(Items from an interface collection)
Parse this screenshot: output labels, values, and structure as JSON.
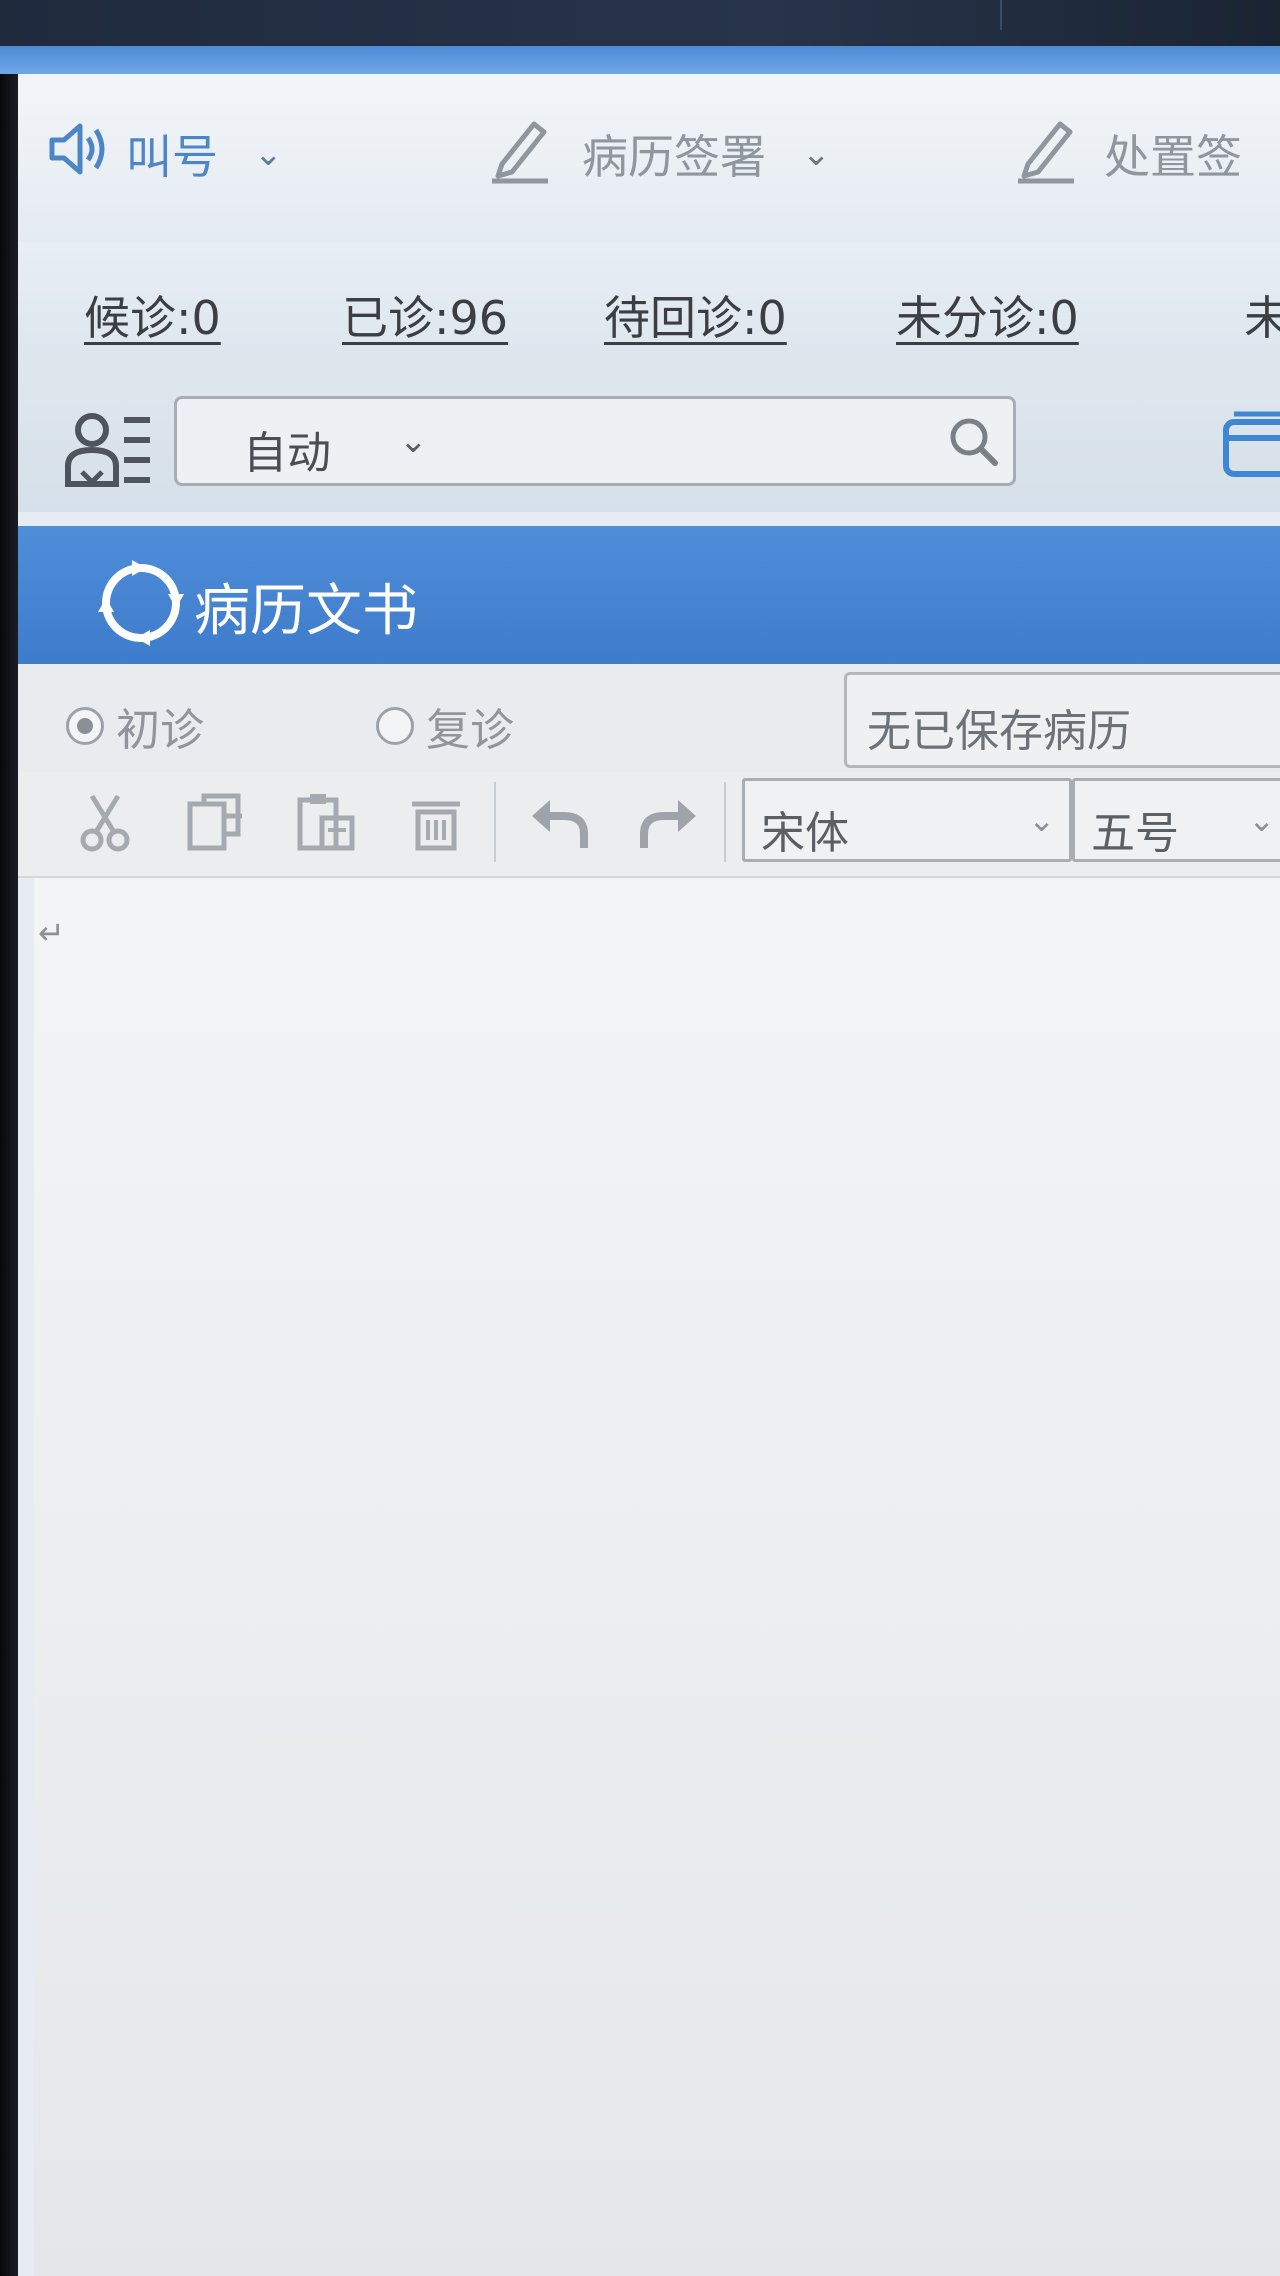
{
  "toolbar": {
    "call_number_label": "叫号",
    "record_sign_label": "病历签署",
    "treatment_sign_label": "处置签"
  },
  "counters": {
    "waiting": "候诊:0",
    "seen": "已诊:96",
    "pending_return": "待回诊:0",
    "unassigned": "未分诊:0",
    "clipped": "未"
  },
  "selector": {
    "mode_value": "自动"
  },
  "section": {
    "title": "病历文书"
  },
  "visit_type": {
    "options": [
      {
        "label": "初诊",
        "selected": true
      },
      {
        "label": "复诊",
        "selected": false
      }
    ],
    "saved_records_value": "无已保存病历"
  },
  "editor": {
    "font_family_value": "宋体",
    "font_size_value": "五号",
    "paragraph_mark": "↵"
  },
  "colors": {
    "accent": "#4f8ed9",
    "app_background": "#e6ecf2"
  }
}
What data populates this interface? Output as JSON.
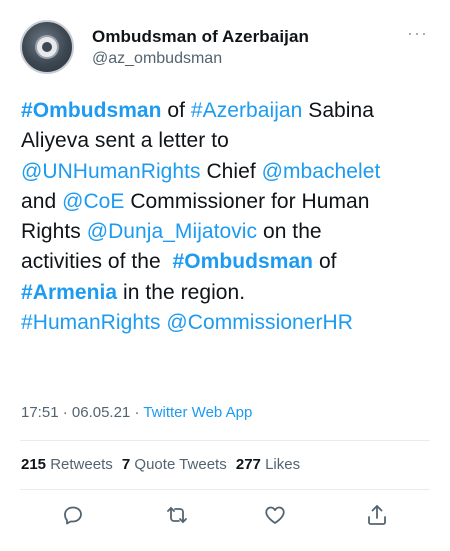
{
  "author": {
    "display_name": "Ombudsman of Azerbaijan",
    "handle": "@az_ombudsman"
  },
  "more_label": "···",
  "tweet": {
    "lines": [
      [
        {
          "text": "#Ombudsman",
          "kind": "link-bold"
        },
        {
          "text": " of ",
          "kind": "plain"
        },
        {
          "text": "#Azerbaijan",
          "kind": "link"
        },
        {
          "text": " Sabina",
          "kind": "plain"
        }
      ],
      [
        {
          "text": "Aliyeva sent a letter to",
          "kind": "plain"
        }
      ],
      [
        {
          "text": "@UNHumanRights",
          "kind": "link"
        },
        {
          "text": " Chief ",
          "kind": "plain"
        },
        {
          "text": "@mbachelet",
          "kind": "link"
        }
      ],
      [
        {
          "text": "and ",
          "kind": "plain"
        },
        {
          "text": "@CoE",
          "kind": "link"
        },
        {
          "text": " Commissioner for Human",
          "kind": "plain"
        }
      ],
      [
        {
          "text": "Rights ",
          "kind": "plain"
        },
        {
          "text": "@Dunja_Mijatovic",
          "kind": "link"
        },
        {
          "text": " on the",
          "kind": "plain"
        }
      ],
      [
        {
          "text": "activities of the  ",
          "kind": "plain"
        },
        {
          "text": "#Ombudsman",
          "kind": "link-bold"
        },
        {
          "text": " of",
          "kind": "plain"
        }
      ],
      [
        {
          "text": "#Armenia",
          "kind": "link-bold"
        },
        {
          "text": " in the region.",
          "kind": "plain"
        }
      ],
      [
        {
          "text": "#HumanRights",
          "kind": "link"
        },
        {
          "text": " ",
          "kind": "plain"
        },
        {
          "text": "@CommissionerHR",
          "kind": "link"
        }
      ]
    ]
  },
  "meta": {
    "time": "17:51",
    "separator": " · ",
    "date": "06.05.21",
    "app": "Twitter Web App"
  },
  "stats": {
    "retweets_count": "215",
    "retweets_label": "Retweets",
    "quotes_count": "7",
    "quotes_label": "Quote Tweets",
    "likes_count": "277",
    "likes_label": "Likes"
  },
  "actions": [
    {
      "name": "reply-icon"
    },
    {
      "name": "retweet-icon"
    },
    {
      "name": "like-icon"
    },
    {
      "name": "share-icon"
    }
  ],
  "colors": {
    "link": "#1d9bf0",
    "text": "#0f1419",
    "secondary": "#536471",
    "divider": "#e6ecf0"
  }
}
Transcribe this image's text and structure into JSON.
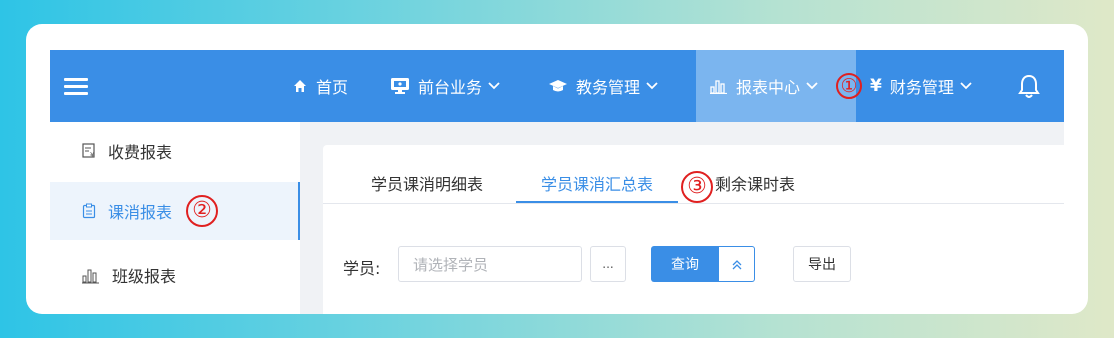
{
  "navbar": {
    "items": [
      {
        "label": "首页",
        "icon": "home-icon"
      },
      {
        "label": "前台业务",
        "icon": "monitor-icon"
      },
      {
        "label": "教务管理",
        "icon": "graduation-cap-icon"
      },
      {
        "label": "报表中心",
        "icon": "bar-chart-icon"
      },
      {
        "label": "财务管理",
        "icon": "yen-icon",
        "icon_text": "¥"
      }
    ],
    "active_index": 3,
    "bg_color": "#3a8ee6",
    "active_color": "#7bb5ef"
  },
  "sidebar": {
    "items": [
      {
        "label": "收费报表",
        "icon": "receipt-icon"
      },
      {
        "label": "课消报表",
        "icon": "clipboard-icon"
      },
      {
        "label": "班级报表",
        "icon": "class-chart-icon"
      }
    ],
    "active_index": 1
  },
  "tabs": [
    {
      "label": "学员课消明细表"
    },
    {
      "label": "学员课消汇总表"
    },
    {
      "label": "剩余课时表"
    }
  ],
  "filter": {
    "student_label": "学员:",
    "student_placeholder": "请选择学员",
    "dots_label": "...",
    "query_label": "查询",
    "export_label": "导出"
  },
  "annotations": {
    "one": "①",
    "two": "②",
    "three": "③"
  },
  "colors": {
    "accent": "#3a8ee6",
    "annotation_red": "#e02020"
  }
}
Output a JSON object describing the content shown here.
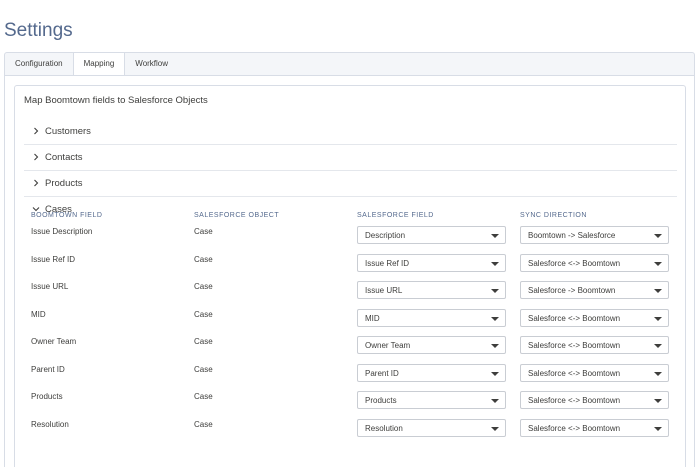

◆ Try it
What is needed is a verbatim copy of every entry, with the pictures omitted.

◆ Solution for this exercise
Parse this screenshot: output labels, values, and structure as JSON.
{
  "toolbar": {
    "call_number_label": "叫号",
    "record_sign_label": "病历签署",
    "treatment_sign_label": "处置签"
  },
  "counters": {
    "waiting": "候诊:0",
    "seen": "已诊:96",
    "pending_return": "待回诊:0",
    "unassigned": "未分诊:0",
    "clipped": "未"
  },
  "selector": {
    "mode_value": "自动"
  },
  "section": {
    "title": "病历文书"
  },
  "visit_type": {
    "options": [
      {
        "label": "初诊",
        "selected": true
      },
      {
        "label": "复诊",
        "selected": false
      }
    ],
    "saved_records_value": "无已保存病历"
  },
  "editor": {
    "font_family_value": "宋体",
    "font_size_value": "五号",
    "paragraph_mark": "↵"
  },
  "colors": {
    "accent": "#4f8ed9",
    "app_background": "#e6ecf2"
  }
}
What data populates this interface? Output as JSON.
{
  "author": {
    "display_name": "Ombudsman of Azerbaijan",
    "handle": "@az_ombudsman"
  },
  "more_label": "···",
  "tweet": {
    "lines": [
      [
        {
          "text": "#Ombudsman",
          "kind": "link-bold"
        },
        {
          "text": " of ",
          "kind": "plain"
        },
        {
          "text": "#Azerbaijan",
          "kind": "link"
        },
        {
          "text": " Sabina",
          "kind": "plain"
        }
      ],
      [
        {
          "text": "Aliyeva sent a letter to",
          "kind": "plain"
        }
      ],
      [
        {
          "text": "@UNHumanRights",
          "kind": "link"
        },
        {
          "text": " Chief ",
          "kind": "plain"
        },
        {
          "text": "@mbachelet",
          "kind": "link"
        }
      ],
      [
        {
          "text": "and ",
          "kind": "plain"
        },
        {
          "text": "@CoE",
          "kind": "link"
        },
        {
          "text": " Commissioner for Human",
          "kind": "plain"
        }
      ],
      [
        {
          "text": "Rights ",
          "kind": "plain"
        },
        {
          "text": "@Dunja_Mijatovic",
          "kind": "link"
        },
        {
          "text": " on the",
          "kind": "plain"
        }
      ],
      [
        {
          "text": "activities of the  ",
          "kind": "plain"
        },
        {
          "text": "#Ombudsman",
          "kind": "link-bold"
        },
        {
          "text": " of",
          "kind": "plain"
        }
      ],
      [
        {
          "text": "#Armenia",
          "kind": "link-bold"
        },
        {
          "text": " in the region.",
          "kind": "plain"
        }
      ],
      [
        {
          "text": "#HumanRights",
          "kind": "link"
        },
        {
          "text": " ",
          "kind": "plain"
        },
        {
          "text": "@CommissionerHR",
          "kind": "link"
        }
      ]
    ]
  },
  "meta": {
    "time": "17:51",
    "separator": " · ",
    "date": "06.05.21",
    "app": "Twitter Web App"
  },
  "stats": {
    "retweets_count": "215",
    "retweets_label": "Retweets",
    "quotes_count": "7",
    "quotes_label": "Quote Tweets",
    "likes_count": "277",
    "likes_label": "Likes"
  },
  "actions": [
    {
      "name": "reply-icon"
    },
    {
      "name": "retweet-icon"
    },
    {
      "name": "like-icon"
    },
    {
      "name": "share-icon"
    }
  ],
  "colors": {
    "link": "#1d9bf0",
    "text": "#0f1419",
    "secondary": "#536471",
    "divider": "#e6ecf0"
  }
}
Transcribe this image's text and structure into JSON.
{
  "navbar": {
    "items": [
      {
        "label": "首页",
        "icon": "home-icon"
      },
      {
        "label": "前台业务",
        "icon": "monitor-icon"
      },
      {
        "label": "教务管理",
        "icon": "graduation-cap-icon"
      },
      {
        "label": "报表中心",
        "icon": "bar-chart-icon"
      },
      {
        "label": "财务管理",
        "icon": "yen-icon",
        "icon_text": "¥"
      }
    ],
    "active_index": 3,
    "bg_color": "#3a8ee6",
    "active_color": "#7bb5ef"
  },
  "sidebar": {
    "items": [
      {
        "label": "收费报表",
        "icon": "receipt-icon"
      },
      {
        "label": "课消报表",
        "icon": "clipboard-icon"
      },
      {
        "label": "班级报表",
        "icon": "class-chart-icon"
      }
    ],
    "active_index": 1
  },
  "tabs": [
    {
      "label": "学员课消明细表"
    },
    {
      "label": "学员课消汇总表"
    },
    {
      "label": "剩余课时表"
    }
  ],
  "filter": {
    "student_label": "学员:",
    "student_placeholder": "请选择学员",
    "dots_label": "...",
    "query_label": "查询",
    "export_label": "导出"
  },
  "annotations": {
    "one": "①",
    "two": "②",
    "three": "③"
  },
  "colors": {
    "accent": "#3a8ee6",
    "annotation_red": "#e02020"
  }
}
Output a JSON object describing the content shown here.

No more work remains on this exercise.